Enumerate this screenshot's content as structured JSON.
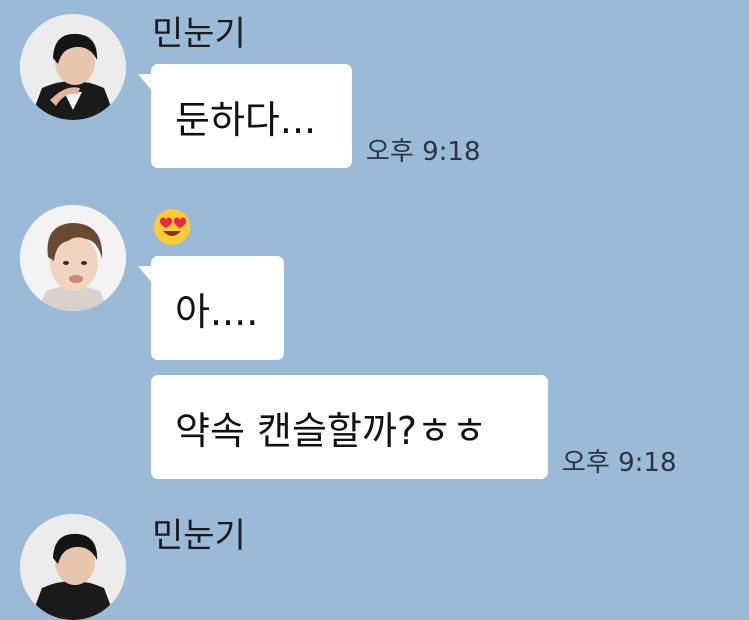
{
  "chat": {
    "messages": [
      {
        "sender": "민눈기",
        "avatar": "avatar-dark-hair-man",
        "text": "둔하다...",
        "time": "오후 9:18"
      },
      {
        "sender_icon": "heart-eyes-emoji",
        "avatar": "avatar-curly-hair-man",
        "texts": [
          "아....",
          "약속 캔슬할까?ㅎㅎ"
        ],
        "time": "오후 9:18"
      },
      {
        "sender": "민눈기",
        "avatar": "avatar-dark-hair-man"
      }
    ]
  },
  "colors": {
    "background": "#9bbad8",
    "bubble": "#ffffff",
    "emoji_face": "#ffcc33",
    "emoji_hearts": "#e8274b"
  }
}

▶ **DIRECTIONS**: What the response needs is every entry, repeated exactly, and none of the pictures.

▶ **TASK RESULT**:
Enumerate this screenshot's content as structured JSON.
{
  "chat": {
    "messages": [
      {
        "sender": "민눈기",
        "avatar": "avatar-dark-hair-man",
        "text": "둔하다...",
        "time": "오후 9:18"
      },
      {
        "sender_icon": "heart-eyes-emoji",
        "avatar": "avatar-curly-hair-man",
        "texts": [
          "아....",
          "약속 캔슬할까?ㅎㅎ"
        ],
        "time": "오후 9:18"
      },
      {
        "sender": "민눈기",
        "avatar": "avatar-dark-hair-man"
      }
    ]
  },
  "colors": {
    "background": "#9bbad8",
    "bubble": "#ffffff",
    "emoji_face": "#ffcc33",
    "emoji_hearts": "#e8274b"
  }
}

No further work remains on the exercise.